Preparing a Child for Surgery

When your child has to have surgery, how can you prepare them so it is less stressful for them and YOU! We talk about what to do before the day of surgery and what not to do as well as how to make the transition easier.

Additional Information:  Here is an article Shelly found about how one doctor helps children deal with pain during surgery.  It shows what doctors can do when they approach children with pain management techniques.  http://commonhealth.wbur.org/2012/09/doctor-says-it-wont-hurt

Makes me sad for the experiences that many of us had with doctors when we were children.  Our kids can have a much better experience than we did.

Making Summer Work

Summer is a transition out of regular routine.  Are you a planner or not?  How do you make summer a success for you and your kids?  We discuss how we face summer.  Some of us are planners and others are “free range.”  Learn the benefits of both styles and how to find your own style for success.

When a Kid Needs a Cell Phone

When should you give your child a cell phone and what rules should you use with your child? We discuss how to determine when you child is ready and what expectations you should set up with your child.  Check out one mom’s contract with her son.

NOTE:  Since we recorded this show, Bill Gates, the creator of Windows and Microsoft and a god in the technology world, has stated that he gives his children a cell phone at 13 on a limited basis.  So, Nancy chatted with her son and let him know that she isn’t the mean miserly mom.  If the man who can give away 260 BILLION dollars makes his kids wait until they are 13, Nancy is sticking to her guns!

Handing Comments about Your Child with Special Needs

Claire Lerner discusses how to help your child deal with uncomfortable comments.  Even though we focus on children with Special Needs, these skills work for all kids and can help your child be prepared for those times when people are less than kind.  Listen and learn!

Baby Led-Weaning

9780091923808You never have to mash or mix or blend another meal again for your baby! Tracey Murkett, co-author of Baby-led Weaning, discusses how to help your baby love real food and not be picky all while making family dinner time more enjoyable for everyone in the house–even when you have children spread in age from 20 years to 6 months.

New Baby Changes Family with Older Kids

Claire Lerner chats with Shelly about how adding a 7th child will change her family and how she can help her older kids (ages 8-20) adjust and accept their new sibling.  Claire has a very positive view of what these interactions can teach Shelly’s kids and the lessons the whole family can learn.  Claire is the Director of Parenting Resources for Zero to Three.

What They Don’t Teach in School But Should

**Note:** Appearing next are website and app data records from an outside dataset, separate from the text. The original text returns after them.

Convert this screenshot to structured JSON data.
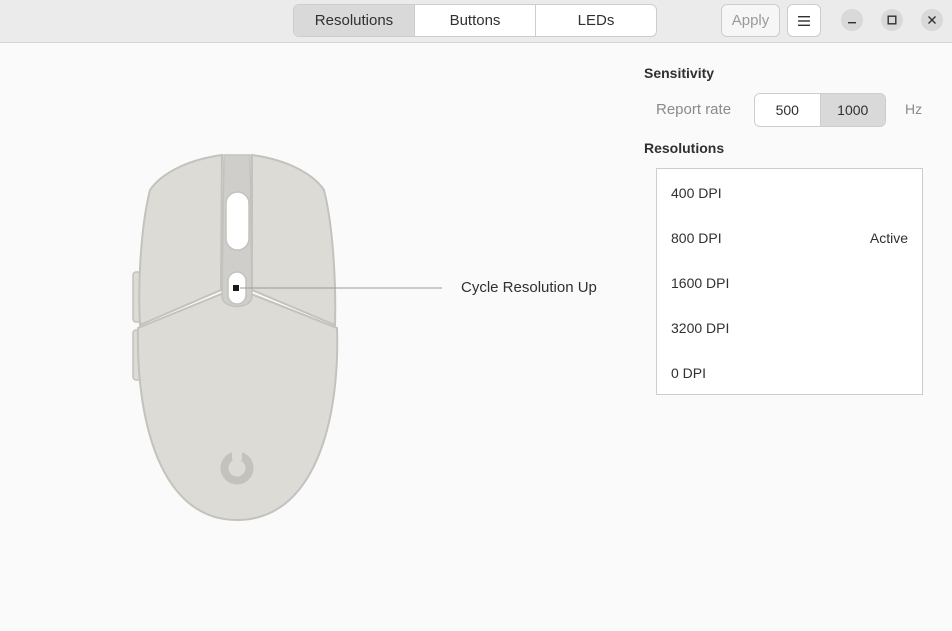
{
  "tabs": [
    {
      "label": "Resolutions",
      "active": true
    },
    {
      "label": "Buttons",
      "active": false
    },
    {
      "label": "LEDs",
      "active": false
    }
  ],
  "toolbar": {
    "apply_label": "Apply",
    "menu_icon": "hamburger-menu-icon"
  },
  "window_controls": {
    "minimize_icon": "minimize-icon",
    "maximize_icon": "maximize-icon",
    "close_icon": "close-icon"
  },
  "sensitivity": {
    "title": "Sensitivity",
    "report_rate_label": "Report rate",
    "rates": [
      {
        "label": "500",
        "active": false
      },
      {
        "label": "1000",
        "active": true
      }
    ],
    "unit": "Hz"
  },
  "resolutions": {
    "title": "Resolutions",
    "items": [
      {
        "label": "400 DPI",
        "status": ""
      },
      {
        "label": "800 DPI",
        "status": "Active"
      },
      {
        "label": "1600 DPI",
        "status": ""
      },
      {
        "label": "3200 DPI",
        "status": ""
      },
      {
        "label": "0 DPI",
        "status": ""
      }
    ]
  },
  "mouse": {
    "callout_label": "Cycle Resolution Up",
    "body_color": "#dcdbd6",
    "outline_color": "#c3c2bc"
  },
  "colors": {
    "header_bg": "#ebebeb",
    "window_bg": "#fafafa",
    "active_toggle": "#d9d9d9"
  }
}
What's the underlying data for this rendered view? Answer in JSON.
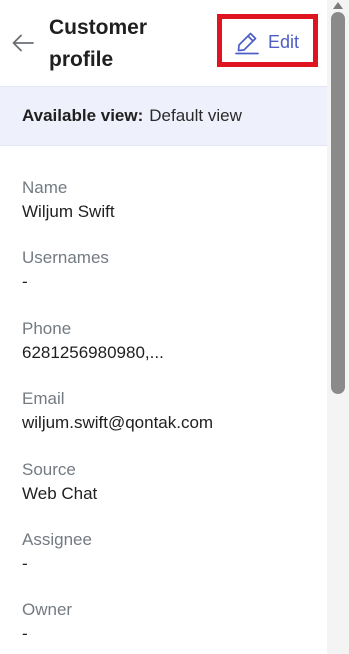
{
  "header": {
    "title": "Customer profile",
    "edit_label": "Edit",
    "back_icon": "arrow-left-icon",
    "edit_icon": "pencil-icon"
  },
  "view": {
    "label": "Available view:",
    "value": "Default view"
  },
  "fields": [
    {
      "label": "Name",
      "value": "Wiljum Swift"
    },
    {
      "label": "Usernames",
      "value": "-"
    },
    {
      "label": "Phone",
      "value": "6281256980980,..."
    },
    {
      "label": "Email",
      "value": "wiljum.swift@qontak.com"
    },
    {
      "label": "Source",
      "value": "Web Chat"
    },
    {
      "label": "Assignee",
      "value": "-"
    },
    {
      "label": "Owner",
      "value": "-"
    }
  ],
  "colors": {
    "accent": "#4e5ec4",
    "highlight_box": "#e0141f",
    "view_bar_bg": "#eef0fb",
    "label_gray": "#747a82"
  }
}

Your kids learn a lot in school, but some very important lessons are not taught in school.  Listen as we discuss several lessons that are not taught and how you as a mom can teach them to your children.

For more ideas about what should be taught in school, check out this article on 27 Things They Don’t Teach in School